The opinion of the court was delivered by: Robie , J.
California Rules of Court, rule 8.1115(a), prohibits courts and parties from citing or relying on opinions not certified for publication or ordered published, except as specified by rule 8.1115(b). This opinion has not been certified for publication or ordered published for purposes of rule 8.1115.
Police officers searched the home of Leo James Patrick in June 2010. Inside a toolbox on the master bedroom's balcony, officers found a collapsible baton (the tip of which was broken) with the word "'police' on the handle" that was a knock-off of the brand used by police. The officers arrested defendant, who told them he did not know that possessing the baton was illegal and that he was just fixing it for a friend. The officers at trial described the baton as a billy. Specifically, the officers described a billy as an item "used for impact" that could be a "straight stick, expandable baton, and so forth," and testified that the collapsible baton found in defendant's toolbox was a billy. A jury found defendant guilty of possessing a deadly weapon, a billy.
Defendant appeals from the resulting conviction, raising the following three contentions: (1) his conviction for possessing a billy violated the Second Amendment; (2) there was insufficient evidence he possessed a billy; and (3) trial counsel was ineffective. Disagreeing, we affirm.
Defendant Forfeited His Second Amendment Challenge
Defendant contends the prohibition on possessing a billy violated his Second Amendment right to bear arms, relying on District of Columbia v. Heller (2008) 554 U.S. 570 [171 L.Ed.2d 637]. There, the Court held that the Second Amendment confers an individual right to keep and bear arms for the purpose of self-defense. (Id. at pp. 626-627 [171 L.Ed.2d at p. 678].)
Defendant's contention is forfeited because he failed to raise it in the trial court. Defendant's trial postdated Heller by almost three years, so he could have raised the Heller issue then. (Cf. People v. Villa (2009) 178 Cal.App.4th 443, 448 [the "[m]ost important" reason the defendant "ha[d] the right to bring this Heller claim, even though he did not raise it in the trial court" was because the "defendant's trial predated Heller, making a timely objection impossible"]; People v. Yarbrough (2008) 169 Cal.App.4th 303, 310-311 ["the defense had no reason to challenge the statute on the grounds asserted here until the decision in Heller was issued after trial of the matter was concluded and judgment was entered"].) By failing to raise his Heller contention in the trial court, defendant's Second Amendment claim is forfeited.*fn1

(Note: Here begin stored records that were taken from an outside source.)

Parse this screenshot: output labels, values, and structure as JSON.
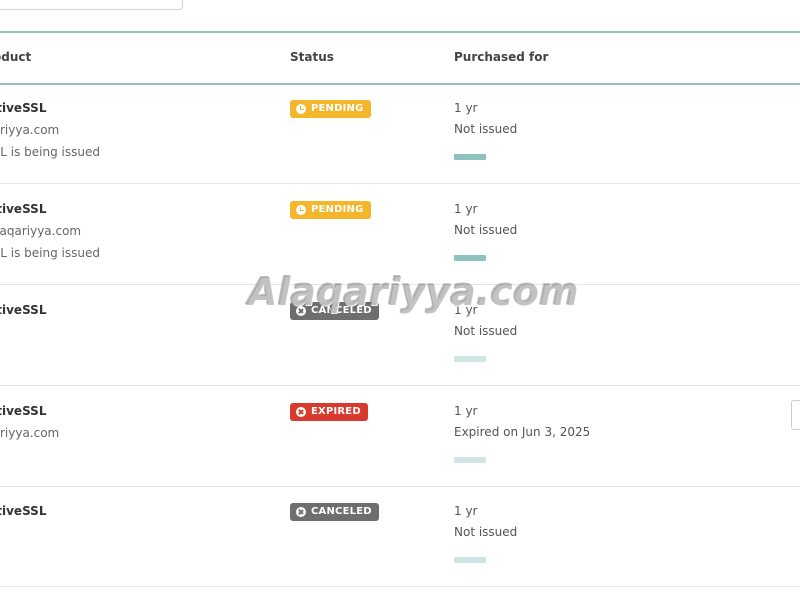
{
  "header": {
    "product": "oduct",
    "status": "Status",
    "purchased_for": "Purchased for"
  },
  "rows": [
    {
      "name": "sitiveSSL",
      "domain": "qariyya.com",
      "note": "SSL is being issued",
      "status": "PENDING",
      "status_type": "pending",
      "term": "1 yr",
      "issue": "Not issued",
      "bar": "dark"
    },
    {
      "name": "sitiveSSL",
      "domain": ".alaqariyya.com",
      "note": "SSL is being issued",
      "status": "PENDING",
      "status_type": "pending",
      "term": "1 yr",
      "issue": "Not issued",
      "bar": "dark"
    },
    {
      "name": "sitiveSSL",
      "domain": "",
      "note": "",
      "status": "CANCELED",
      "status_type": "canceled",
      "term": "1 yr",
      "issue": "Not issued",
      "bar": "light"
    },
    {
      "name": "sitiveSSL",
      "domain": "qariyya.com",
      "note": "",
      "status": "EXPIRED",
      "status_type": "expired",
      "term": "1 yr",
      "issue": "Expired on Jun 3, 2025",
      "bar": "light"
    },
    {
      "name": "sitiveSSL",
      "domain": "",
      "note": "",
      "status": "CANCELED",
      "status_type": "canceled",
      "term": "1 yr",
      "issue": "Not issued",
      "bar": "light"
    }
  ],
  "watermark": "Alaqariyya.com",
  "icons": {
    "pending": "clock-icon",
    "canceled": "x-icon",
    "expired": "x-icon"
  },
  "colors": {
    "pending": "#f4b62b",
    "canceled": "#6e6e6e",
    "expired": "#d83a2e",
    "accent": "#8fc3c3"
  }
}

There Was Sufficient Evidence Defendant Possessed A Billy
Defendant contends there was insufficient evidence he possessed a billy because a billy is a wooden stick and the stick here was not made of wood. He is wrong because there ...